I know this is a few years old, but thank you, thank you, THANK you for writing this. Everything you have said is 100% true and appropriate, and the naysayers really have no idea what it is like to work in our environment. By the way, I am a med-surg nurse, and I love the floor, and we deal with this just like ICU RNs do.

i have worked in the nursing area for years…here is a few things that i have to add regarding the “code”

to add to this tidbit…
we may place a tube in your nose that goes into your stomach to suction out stomach contents so you don’t vomit during the cpr or aspirate your own contents into your lungs causing pneumonia and a whole other host of problems…
also please don’t think that you will just wake up from the code and all of the machinery is gone like the tv shows illustrate…this is very rare and should not be expected…
we apologize for the goop, glue, and goo that is on your chest and other areas of your body but that came from the gel used on the defib paddles, electrodes, and other stuff we may have needed to use on you during your incident…
lastly please do not curse us out or threaten us upon regaining consciousness, we did this for you because you specified you wanted it done, we apologize for your pain and discomfort.

who said medicine was pretty anyways? and our own doctors wonder why we make such horrible patients!

Does it ever occur to you that you are part of a franken-medicine system?

Your intubation methods are totally barbaric. There is at least one oxygen therapeutic (Oxycyte) that delivers oxygen to all parts of the body multiple times better than what that ventilator and tube can do with normal blood cells only.

This whole ugliness violates every contract with humanity that is promised to us in the widely trumpeted Hippocratic Oath about doing no harm.

Refusing to torture when ordered may end your ‘career’ but having seen the reality, how do you deal with your insanity.

And yes I’ve seen ER staffers engage in prejudging the patient and engaging in inappropriate treatment. Against old as well as young.

Where is that ‘do unto others’ part of Christianity when you would never allow the code horror to be done unto you?

You are supporting franken-medicine by participating. How can you avoid it.
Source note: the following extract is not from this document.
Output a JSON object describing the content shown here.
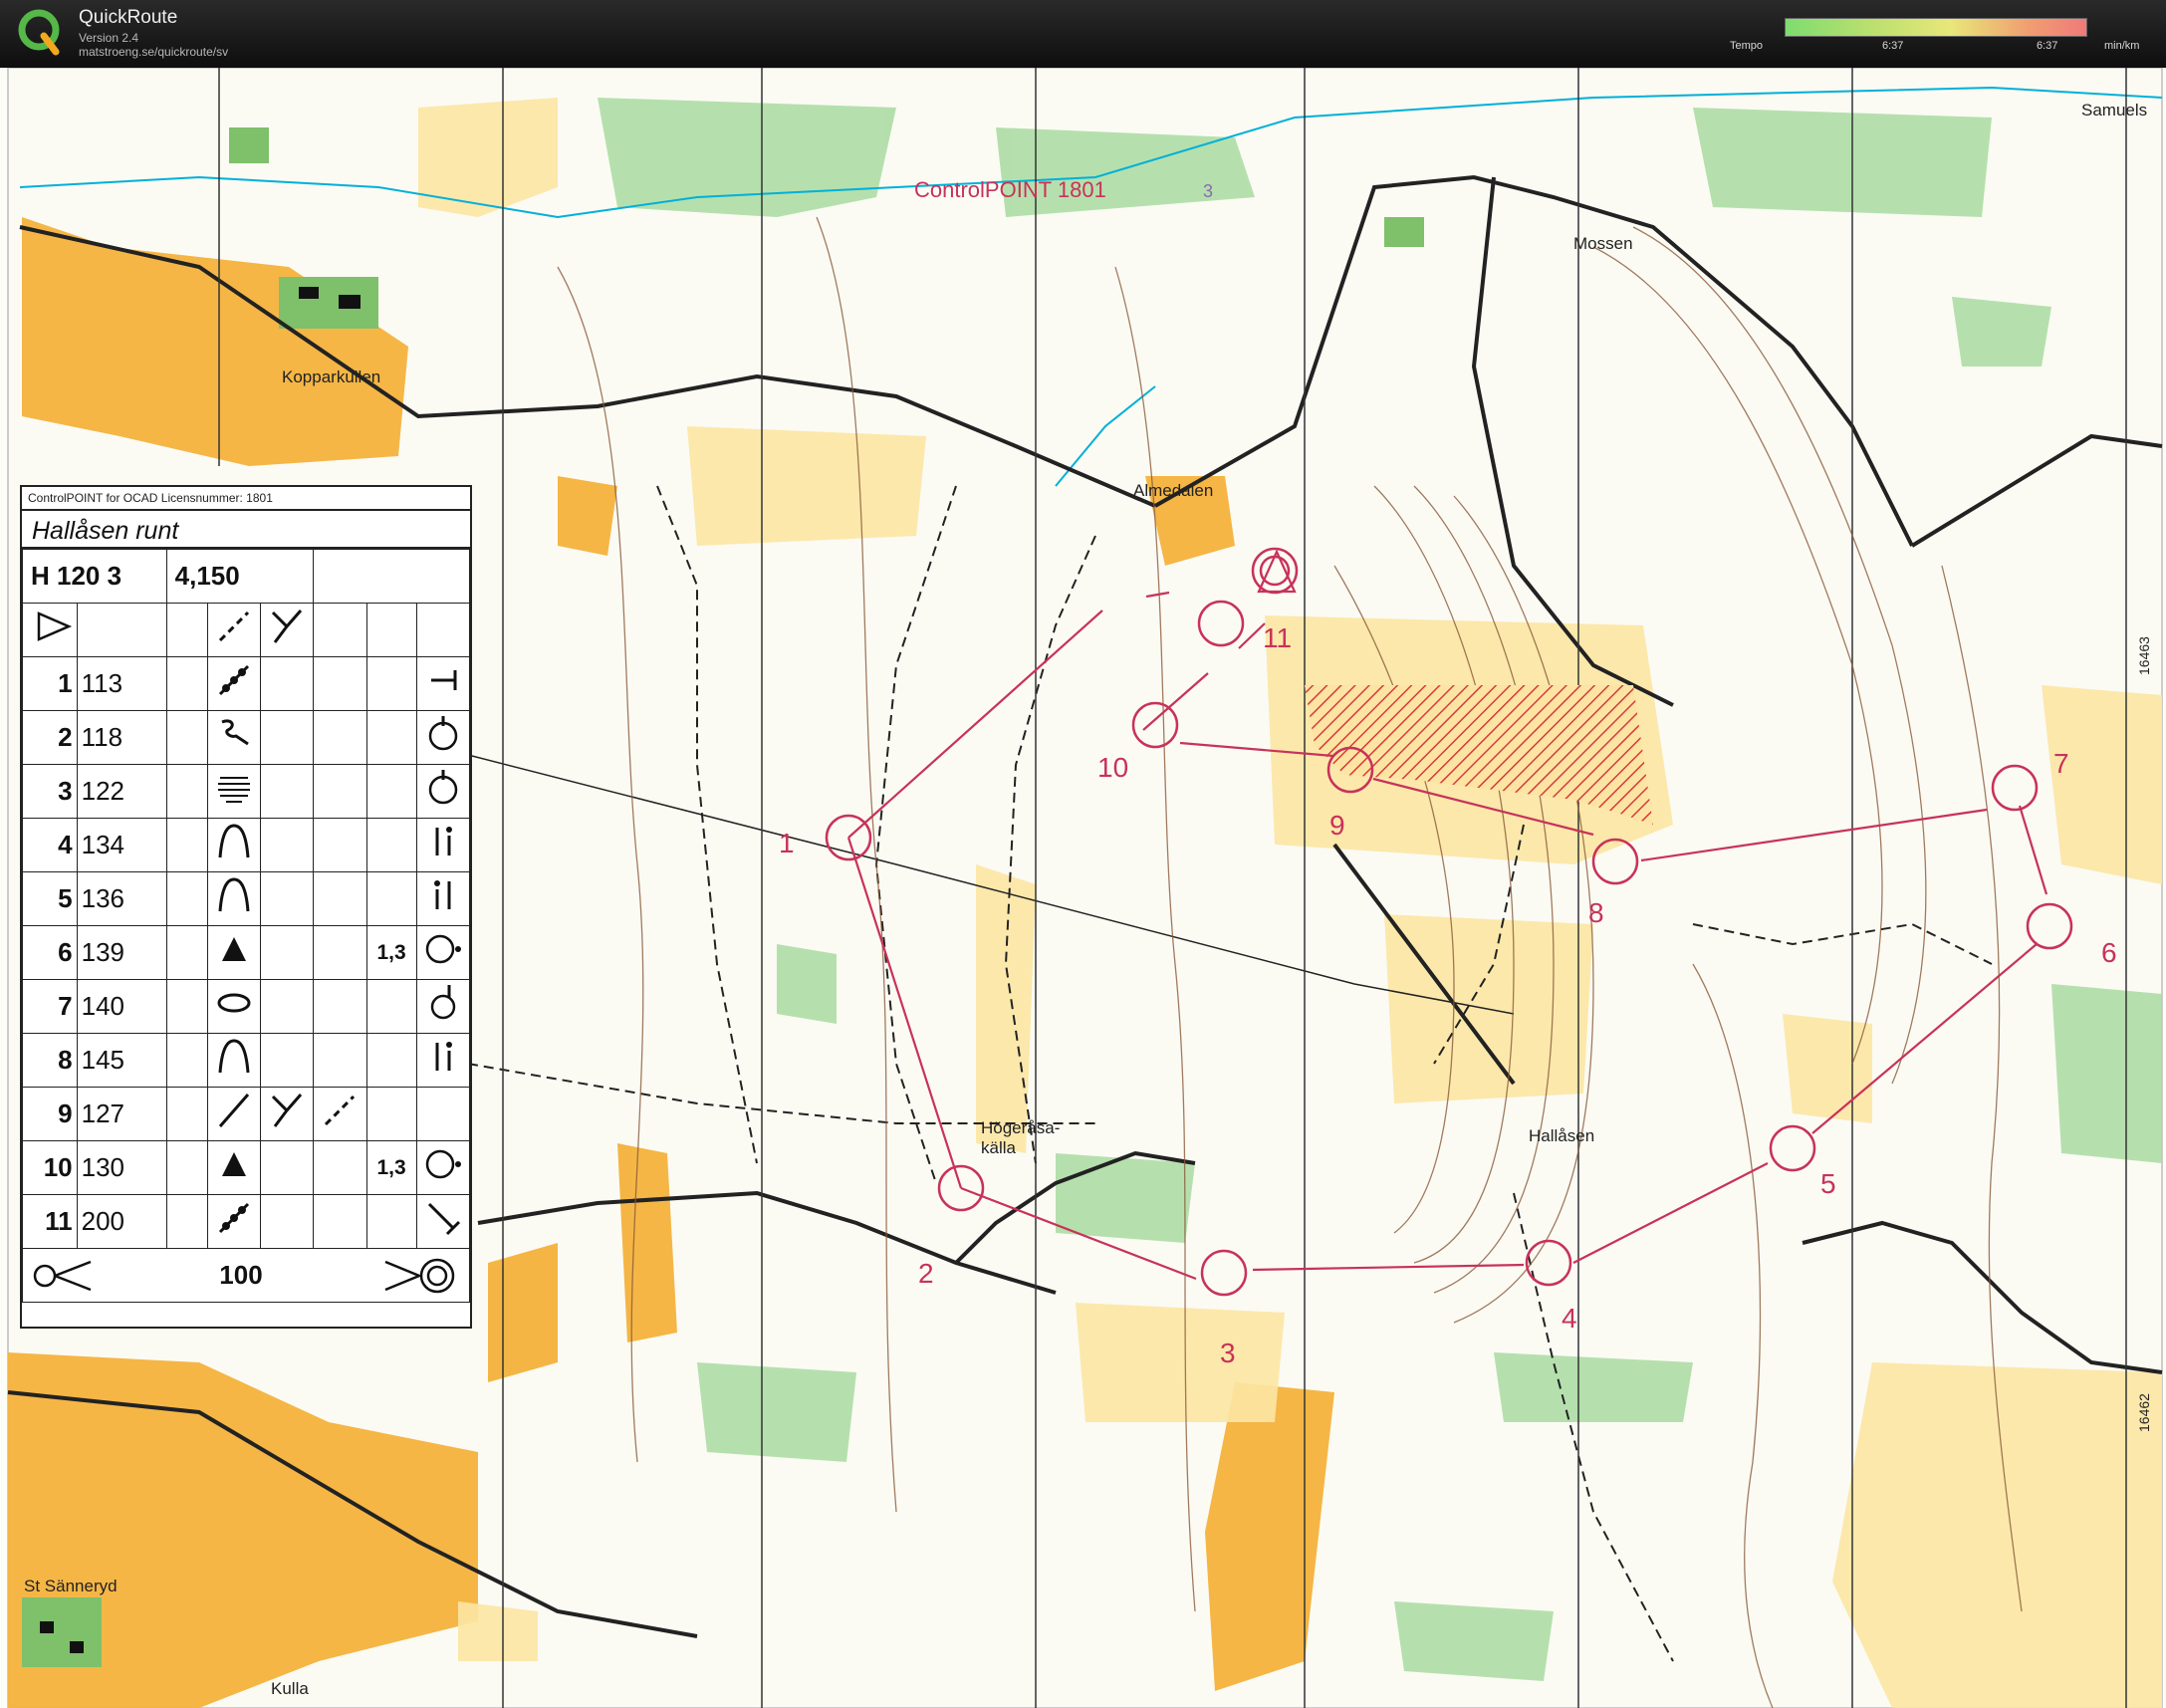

It’s true the medical industry has created a monster but day in and day out i watch as people begging for us to do everything we can. We only intubate if the pt has consented. And if it is emergent we have not choice because then its a lawsuit waiting to happen. so there you go.

I would suggest that you learn what the reality is in franken medicine. Just google ‘resuscitation refusal override”. You are participating in that monstrous practice.

Consider that the research on sepsis (possibly as a complication of pneumonia with acute respiratory distress) which shows that the patient is better treated with hyperbaric oxygen with interleukin-10. Other research is more specific about protocols for intermittent HBOT to reduce mortality. Curiously the results are better WITHOUT antibiotics. Wonder why these results are not pursued? What would hold this up?

Franken medicine is unopposed. Some results are as old as the 90s, others up to 2006. Including controlling septic shock with interleukin-10. Somethings like IL-10 even might be doable with nutrition. Curiously, nursing nutrition is not favored. Just pharma-franken.

Where’s the pressure for implementation? Most of what I hear and see are self-pitying providers who do not stand up, except at websites.



So, what brought you to the hospital today?

Line and paragraph breaks automatic, e-mail address never displayed, HTML allowed: <a href="" title=""> <abbr title=""> <acronym title=""> <b> <blockquote cite=""> <cite> <code> <del datetime=""> <em> <i> <q cite=""> <strike> <strong>

(required)

(required)

Your Progress Note



Author

  • profileI am Gina. I have been a nurse for 15 years, first in med/surg, then CVICU, inpatient dialysis, CCU and now hospice. This blog is about my experiences as a nurse, and the experiences of others in the healthcare system - patients, nurses, doctors, paramedics. We all have stories!

Find Me

Twitter Facebook RSS

Badge Blooms


Nursing


Med Blogs


Other Ways to Leave




Meta